WORK REQUIRED →
In the listing below, how many lines contain the string "JSON"? Answer with the number only.

RECORD EXCERPTS →
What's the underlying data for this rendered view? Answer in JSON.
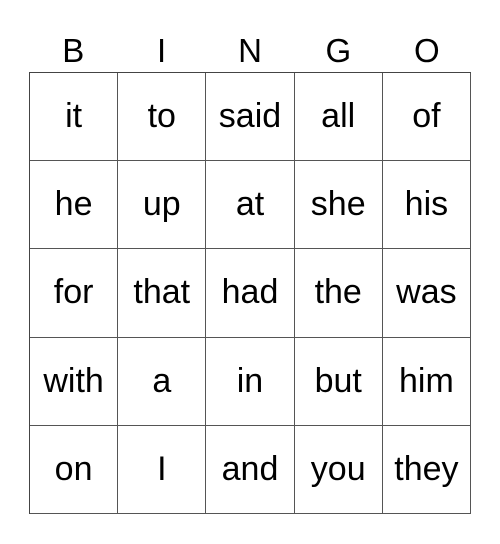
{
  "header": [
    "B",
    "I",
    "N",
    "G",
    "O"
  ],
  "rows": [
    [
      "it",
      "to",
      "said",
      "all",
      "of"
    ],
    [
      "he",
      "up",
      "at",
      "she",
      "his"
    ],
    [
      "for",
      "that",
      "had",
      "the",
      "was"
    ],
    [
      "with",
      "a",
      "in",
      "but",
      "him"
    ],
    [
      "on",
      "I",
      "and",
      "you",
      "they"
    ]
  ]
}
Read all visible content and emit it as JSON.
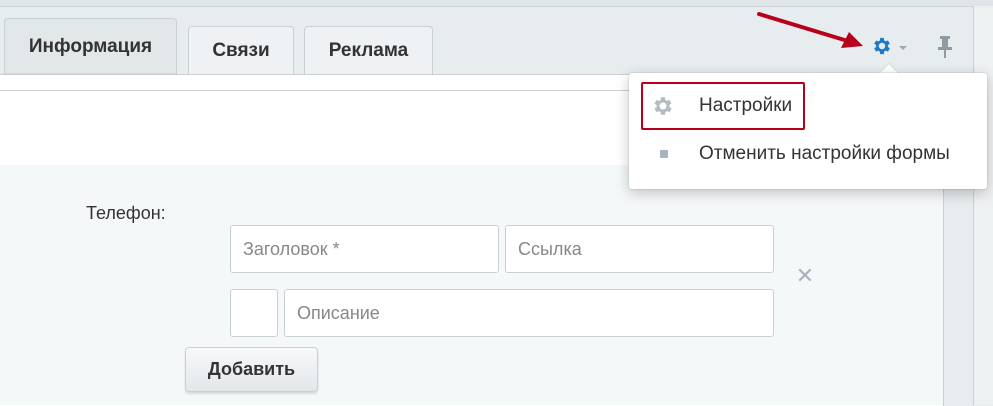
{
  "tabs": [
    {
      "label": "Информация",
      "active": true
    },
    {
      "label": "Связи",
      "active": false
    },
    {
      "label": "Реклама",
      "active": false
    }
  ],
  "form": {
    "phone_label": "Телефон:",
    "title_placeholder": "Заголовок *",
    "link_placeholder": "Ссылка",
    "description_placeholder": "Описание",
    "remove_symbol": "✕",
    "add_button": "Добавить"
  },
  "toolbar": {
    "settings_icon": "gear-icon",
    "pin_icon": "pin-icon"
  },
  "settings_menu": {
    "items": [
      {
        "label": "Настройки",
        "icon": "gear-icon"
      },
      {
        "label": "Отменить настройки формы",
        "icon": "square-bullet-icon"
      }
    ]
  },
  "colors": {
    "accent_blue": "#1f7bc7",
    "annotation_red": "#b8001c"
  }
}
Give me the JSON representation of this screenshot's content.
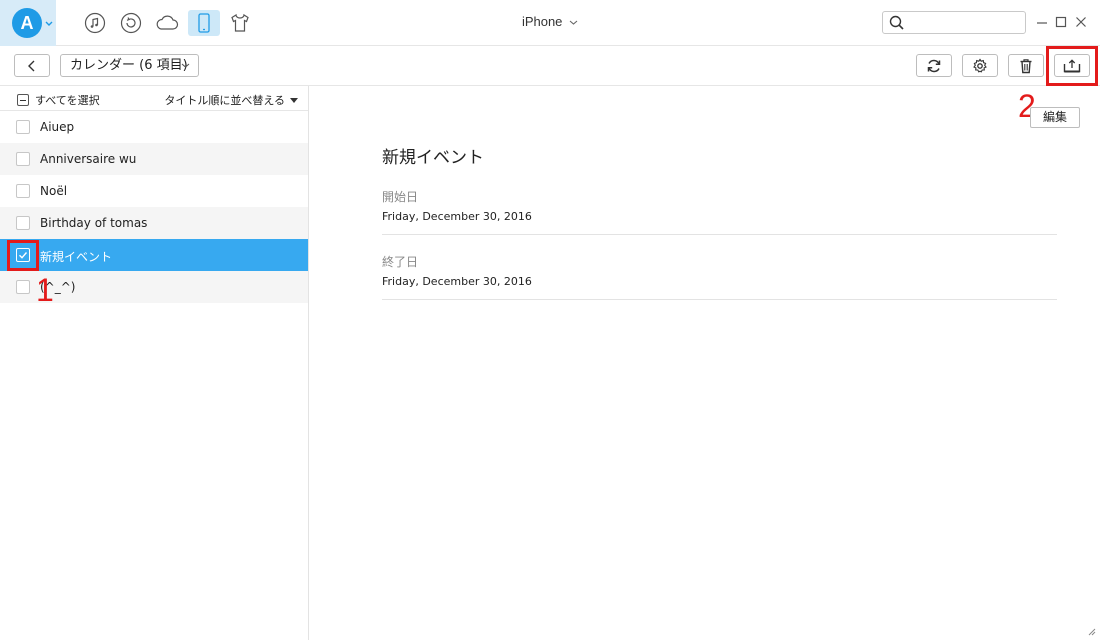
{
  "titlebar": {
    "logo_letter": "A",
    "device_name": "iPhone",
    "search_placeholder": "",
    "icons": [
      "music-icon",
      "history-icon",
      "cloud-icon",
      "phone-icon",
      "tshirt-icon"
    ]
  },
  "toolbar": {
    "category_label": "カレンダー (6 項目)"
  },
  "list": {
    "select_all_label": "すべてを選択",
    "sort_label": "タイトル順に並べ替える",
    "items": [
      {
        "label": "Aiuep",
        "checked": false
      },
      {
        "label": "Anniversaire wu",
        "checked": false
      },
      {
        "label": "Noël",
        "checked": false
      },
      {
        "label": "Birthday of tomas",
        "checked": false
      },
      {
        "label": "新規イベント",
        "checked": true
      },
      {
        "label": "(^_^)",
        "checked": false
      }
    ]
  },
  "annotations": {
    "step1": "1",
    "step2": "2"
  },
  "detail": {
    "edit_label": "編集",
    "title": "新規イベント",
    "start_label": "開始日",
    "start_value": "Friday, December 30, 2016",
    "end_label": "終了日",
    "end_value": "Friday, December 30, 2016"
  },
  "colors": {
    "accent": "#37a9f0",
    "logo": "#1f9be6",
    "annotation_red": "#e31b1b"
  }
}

YOUR SOLUTION →
3